• DATA:
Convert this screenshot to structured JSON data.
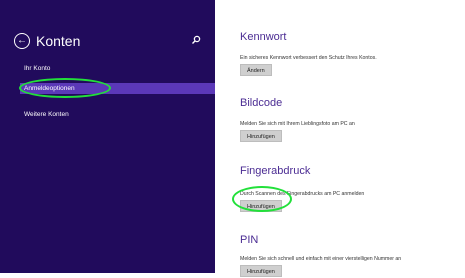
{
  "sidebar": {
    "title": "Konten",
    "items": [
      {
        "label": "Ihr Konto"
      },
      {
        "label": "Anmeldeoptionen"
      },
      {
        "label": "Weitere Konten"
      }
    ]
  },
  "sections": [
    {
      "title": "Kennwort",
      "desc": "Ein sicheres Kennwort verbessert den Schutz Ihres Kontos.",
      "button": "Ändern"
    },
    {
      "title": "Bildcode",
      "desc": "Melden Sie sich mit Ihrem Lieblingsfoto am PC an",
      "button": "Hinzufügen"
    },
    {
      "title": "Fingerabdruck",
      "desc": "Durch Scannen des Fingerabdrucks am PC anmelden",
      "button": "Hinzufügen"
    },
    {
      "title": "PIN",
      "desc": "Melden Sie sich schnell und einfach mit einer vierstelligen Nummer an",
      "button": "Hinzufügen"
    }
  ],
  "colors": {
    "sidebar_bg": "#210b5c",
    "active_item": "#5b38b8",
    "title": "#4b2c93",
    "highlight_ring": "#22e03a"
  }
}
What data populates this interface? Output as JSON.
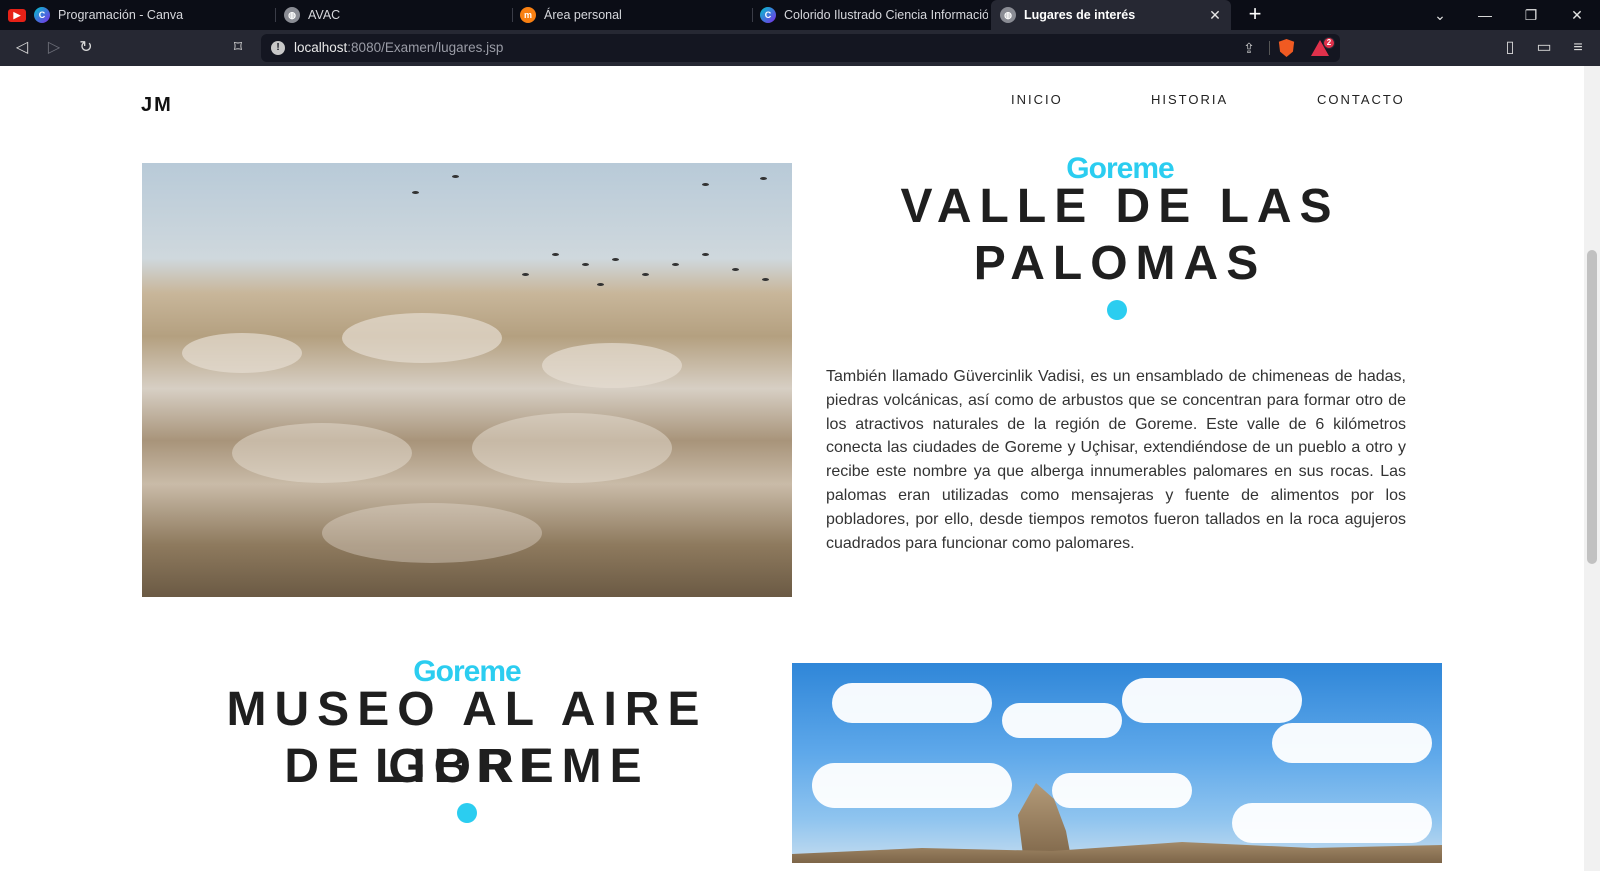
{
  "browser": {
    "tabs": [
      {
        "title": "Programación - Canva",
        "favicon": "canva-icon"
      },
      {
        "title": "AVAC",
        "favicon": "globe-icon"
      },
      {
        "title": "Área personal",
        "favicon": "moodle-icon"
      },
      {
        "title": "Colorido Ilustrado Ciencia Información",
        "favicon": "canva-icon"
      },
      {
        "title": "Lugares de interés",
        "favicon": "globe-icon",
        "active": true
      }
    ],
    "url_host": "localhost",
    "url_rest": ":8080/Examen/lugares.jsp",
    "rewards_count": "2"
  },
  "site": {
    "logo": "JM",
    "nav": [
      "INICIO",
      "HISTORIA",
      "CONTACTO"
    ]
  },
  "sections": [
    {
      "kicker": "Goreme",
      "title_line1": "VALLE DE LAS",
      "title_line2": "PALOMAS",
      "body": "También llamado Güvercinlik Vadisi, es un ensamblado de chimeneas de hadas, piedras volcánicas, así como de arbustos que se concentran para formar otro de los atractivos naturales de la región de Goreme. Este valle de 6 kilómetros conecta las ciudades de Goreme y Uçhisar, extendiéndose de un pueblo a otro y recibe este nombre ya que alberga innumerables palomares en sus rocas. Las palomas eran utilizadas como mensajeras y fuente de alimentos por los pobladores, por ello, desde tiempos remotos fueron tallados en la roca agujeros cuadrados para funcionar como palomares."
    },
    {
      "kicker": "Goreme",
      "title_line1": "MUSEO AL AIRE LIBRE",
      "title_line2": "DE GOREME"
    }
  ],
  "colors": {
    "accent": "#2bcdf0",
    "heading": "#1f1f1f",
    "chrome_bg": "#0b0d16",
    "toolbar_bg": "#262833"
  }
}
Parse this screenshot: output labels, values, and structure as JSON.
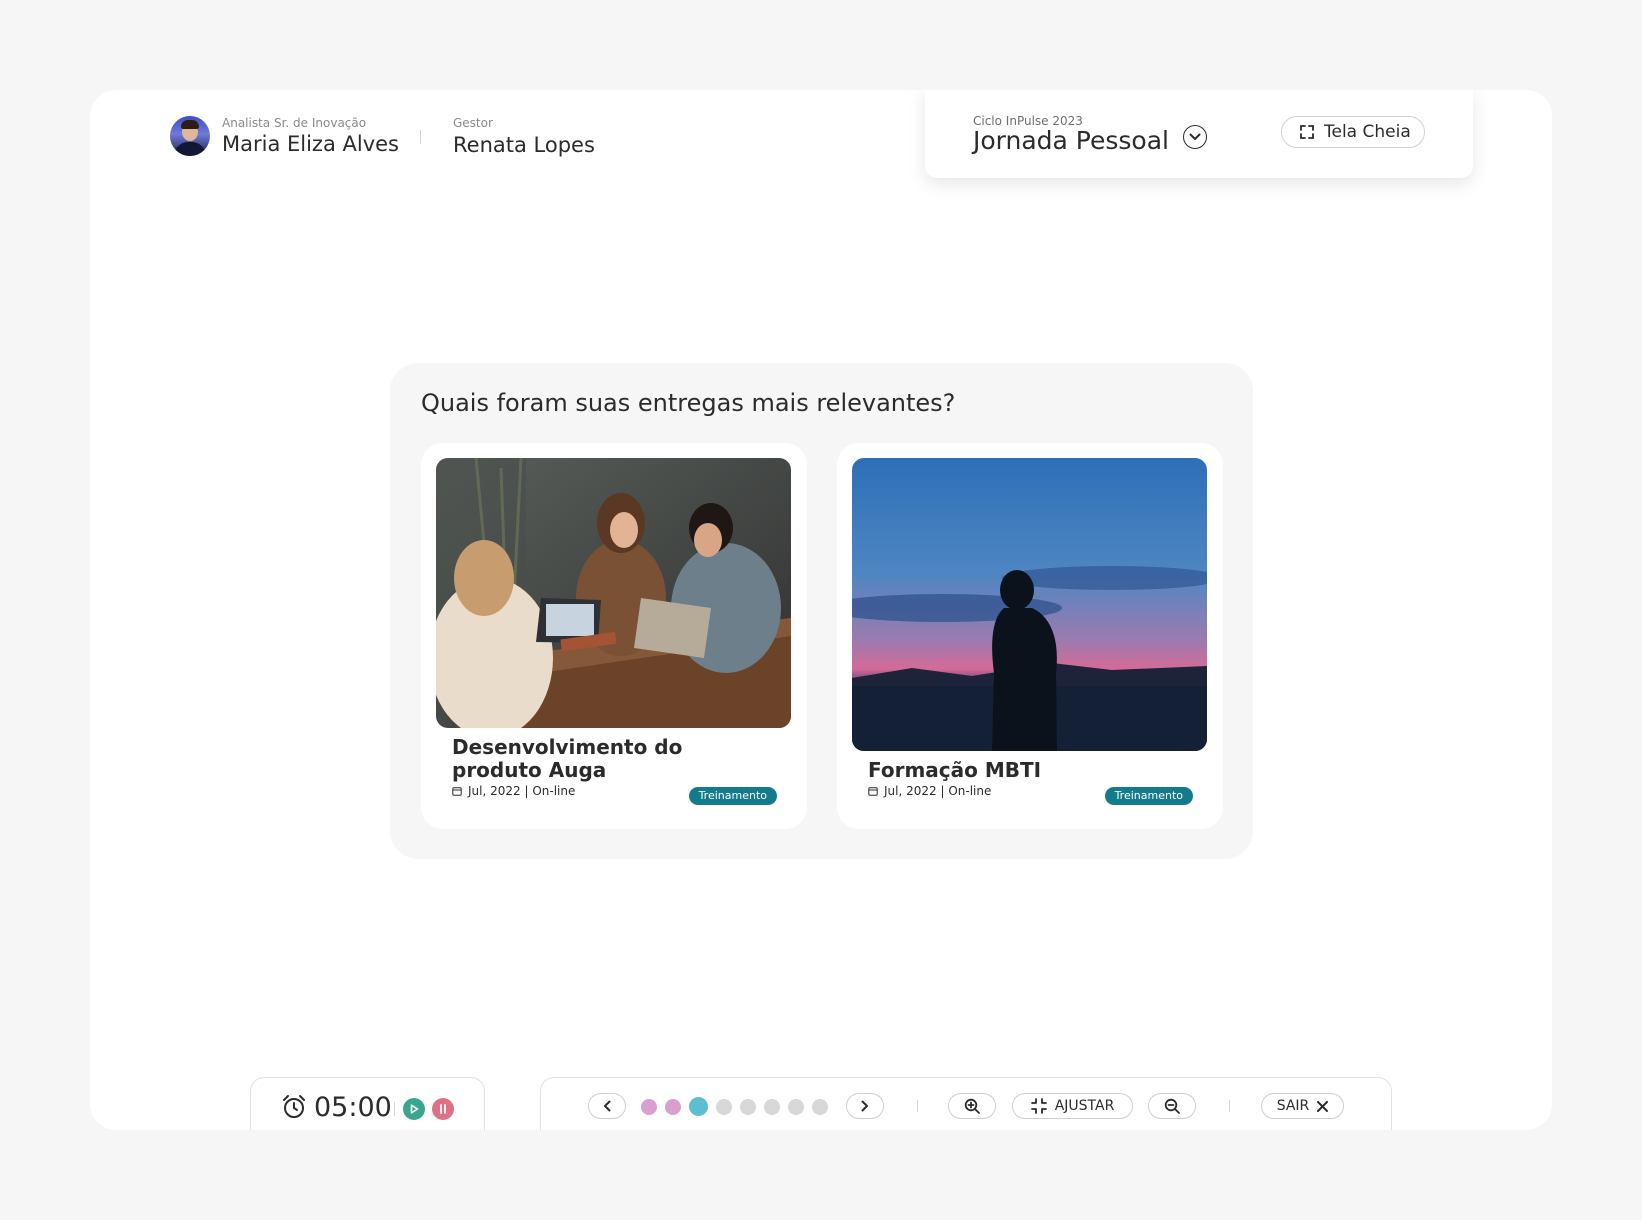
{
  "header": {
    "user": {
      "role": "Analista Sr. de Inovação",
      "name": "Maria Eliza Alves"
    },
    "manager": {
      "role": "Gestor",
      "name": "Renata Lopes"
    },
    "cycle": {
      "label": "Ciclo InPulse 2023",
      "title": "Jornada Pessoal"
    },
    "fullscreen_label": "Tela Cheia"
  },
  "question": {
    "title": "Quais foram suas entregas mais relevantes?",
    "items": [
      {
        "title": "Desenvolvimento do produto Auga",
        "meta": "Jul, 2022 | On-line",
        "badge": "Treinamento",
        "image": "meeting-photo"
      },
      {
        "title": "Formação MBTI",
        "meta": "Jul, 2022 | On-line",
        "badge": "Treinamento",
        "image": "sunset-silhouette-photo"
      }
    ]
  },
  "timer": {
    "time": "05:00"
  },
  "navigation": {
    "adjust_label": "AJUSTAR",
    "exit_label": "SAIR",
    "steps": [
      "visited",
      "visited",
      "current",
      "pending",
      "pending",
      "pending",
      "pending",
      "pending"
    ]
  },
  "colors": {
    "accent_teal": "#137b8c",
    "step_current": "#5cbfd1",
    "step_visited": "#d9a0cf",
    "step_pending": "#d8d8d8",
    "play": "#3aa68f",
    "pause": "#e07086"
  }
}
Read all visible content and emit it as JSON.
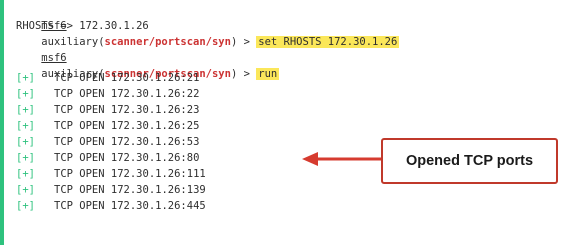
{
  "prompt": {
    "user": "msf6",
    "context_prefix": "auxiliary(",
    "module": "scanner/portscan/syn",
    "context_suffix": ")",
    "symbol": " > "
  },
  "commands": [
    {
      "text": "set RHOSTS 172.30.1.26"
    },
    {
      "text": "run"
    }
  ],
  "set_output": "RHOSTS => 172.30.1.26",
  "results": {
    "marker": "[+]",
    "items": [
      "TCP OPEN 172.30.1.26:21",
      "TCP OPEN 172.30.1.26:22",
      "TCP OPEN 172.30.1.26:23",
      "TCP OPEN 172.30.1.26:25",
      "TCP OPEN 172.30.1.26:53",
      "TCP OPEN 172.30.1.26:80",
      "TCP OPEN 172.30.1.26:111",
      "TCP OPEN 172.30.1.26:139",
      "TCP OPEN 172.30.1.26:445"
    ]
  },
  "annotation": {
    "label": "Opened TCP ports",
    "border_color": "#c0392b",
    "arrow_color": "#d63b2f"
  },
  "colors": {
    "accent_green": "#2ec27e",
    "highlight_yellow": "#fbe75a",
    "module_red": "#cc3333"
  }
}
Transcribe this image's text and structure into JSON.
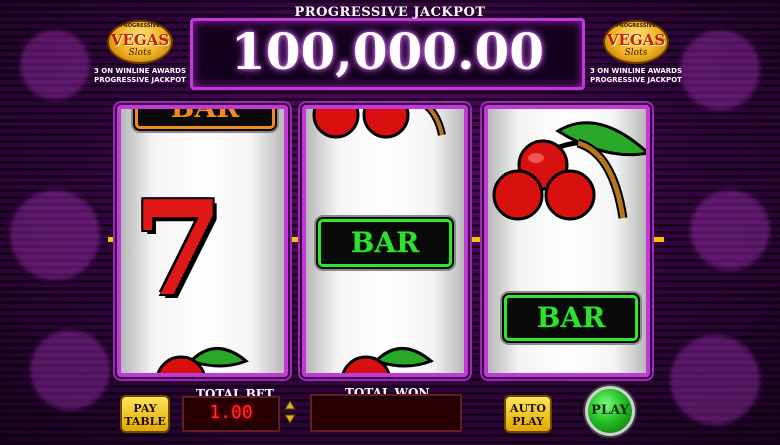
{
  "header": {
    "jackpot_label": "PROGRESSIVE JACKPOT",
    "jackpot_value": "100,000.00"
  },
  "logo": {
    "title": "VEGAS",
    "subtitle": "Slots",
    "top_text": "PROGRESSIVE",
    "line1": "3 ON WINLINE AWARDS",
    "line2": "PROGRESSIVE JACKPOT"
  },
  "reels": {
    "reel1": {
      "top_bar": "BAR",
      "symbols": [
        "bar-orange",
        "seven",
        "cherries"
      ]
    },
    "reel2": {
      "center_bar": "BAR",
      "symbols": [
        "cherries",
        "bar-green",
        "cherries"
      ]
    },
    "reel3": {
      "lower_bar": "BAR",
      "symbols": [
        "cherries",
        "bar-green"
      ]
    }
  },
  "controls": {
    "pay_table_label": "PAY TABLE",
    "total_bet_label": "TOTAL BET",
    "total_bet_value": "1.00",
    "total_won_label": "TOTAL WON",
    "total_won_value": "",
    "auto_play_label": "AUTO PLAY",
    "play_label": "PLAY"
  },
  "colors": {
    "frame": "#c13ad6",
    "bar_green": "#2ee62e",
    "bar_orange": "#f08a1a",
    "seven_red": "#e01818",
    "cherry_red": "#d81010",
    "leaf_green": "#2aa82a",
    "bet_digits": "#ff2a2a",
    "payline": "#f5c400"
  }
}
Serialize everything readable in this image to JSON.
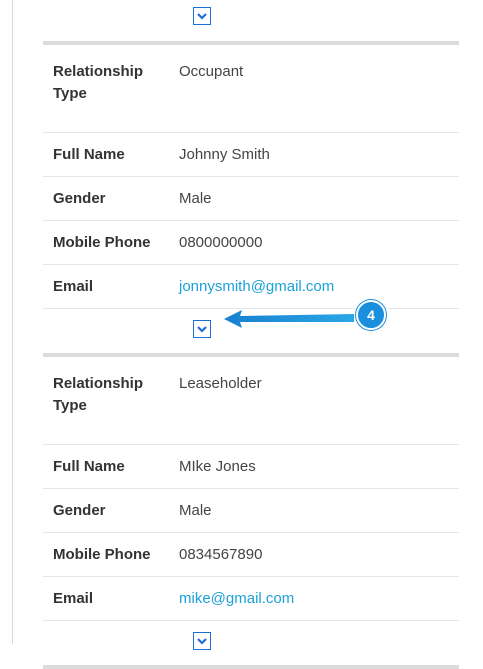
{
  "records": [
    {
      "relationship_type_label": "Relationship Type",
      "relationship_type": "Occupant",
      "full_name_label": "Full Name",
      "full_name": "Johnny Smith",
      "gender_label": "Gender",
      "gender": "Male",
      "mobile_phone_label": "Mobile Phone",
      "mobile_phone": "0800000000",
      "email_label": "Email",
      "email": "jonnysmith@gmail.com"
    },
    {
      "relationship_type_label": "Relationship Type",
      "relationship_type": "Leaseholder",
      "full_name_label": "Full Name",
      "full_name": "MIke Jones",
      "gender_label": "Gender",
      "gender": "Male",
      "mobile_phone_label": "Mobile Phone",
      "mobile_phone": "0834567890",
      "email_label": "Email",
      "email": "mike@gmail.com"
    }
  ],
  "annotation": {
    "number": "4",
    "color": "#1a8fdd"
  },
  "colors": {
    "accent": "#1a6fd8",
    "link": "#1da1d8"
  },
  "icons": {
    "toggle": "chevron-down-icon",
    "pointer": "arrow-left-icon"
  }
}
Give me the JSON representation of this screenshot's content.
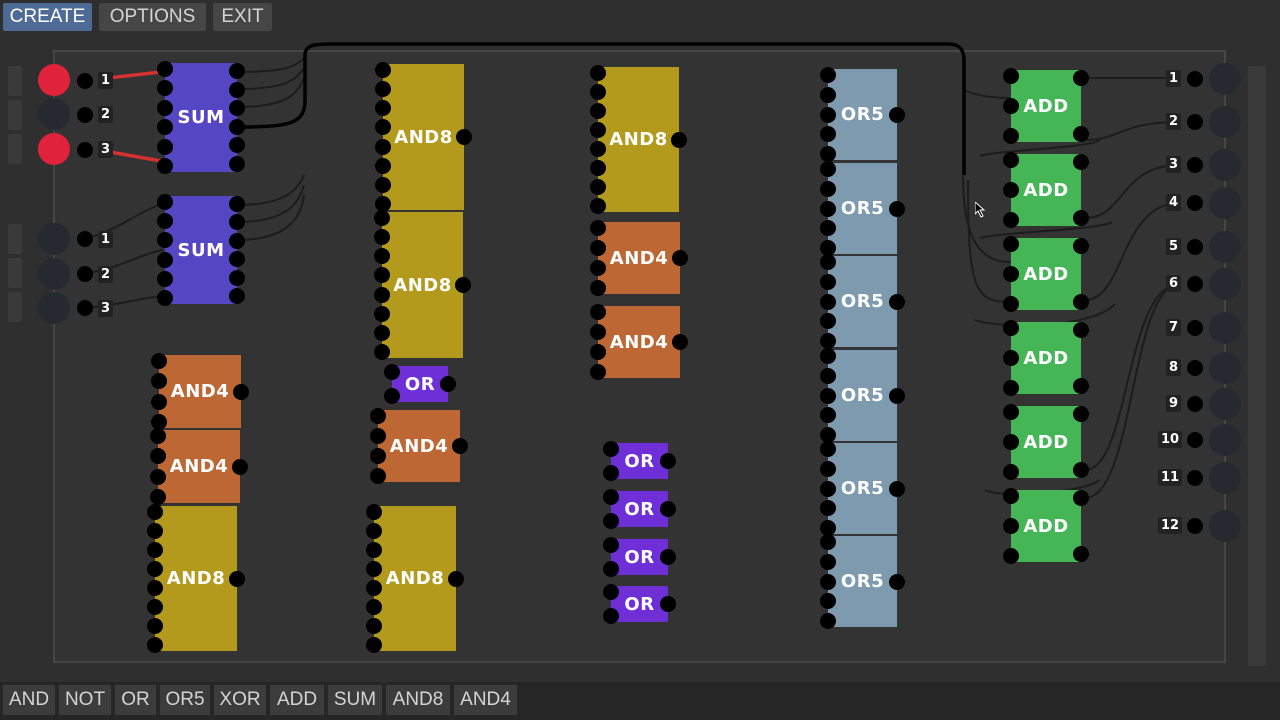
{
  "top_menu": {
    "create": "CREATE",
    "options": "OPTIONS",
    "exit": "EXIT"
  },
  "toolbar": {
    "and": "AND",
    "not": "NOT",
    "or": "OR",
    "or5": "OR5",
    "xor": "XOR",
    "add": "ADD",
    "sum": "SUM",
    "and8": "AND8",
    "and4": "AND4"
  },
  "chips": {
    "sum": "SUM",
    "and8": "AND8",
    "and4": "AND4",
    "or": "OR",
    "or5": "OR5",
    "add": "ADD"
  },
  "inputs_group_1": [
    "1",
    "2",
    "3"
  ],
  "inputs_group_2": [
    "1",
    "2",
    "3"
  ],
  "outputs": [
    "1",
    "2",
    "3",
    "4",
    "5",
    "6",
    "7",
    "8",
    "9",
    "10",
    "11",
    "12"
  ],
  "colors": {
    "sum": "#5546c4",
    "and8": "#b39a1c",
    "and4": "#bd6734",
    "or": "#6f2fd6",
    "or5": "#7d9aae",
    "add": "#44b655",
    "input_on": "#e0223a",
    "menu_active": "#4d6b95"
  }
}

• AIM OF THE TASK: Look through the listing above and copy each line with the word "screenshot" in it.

• WRITTEN SOLUTION:
Convert this screenshot to structured JSON data.
Parse this screenshot: output labels, values, and structure as JSON.
Give me the JSON representation of this screenshot's content.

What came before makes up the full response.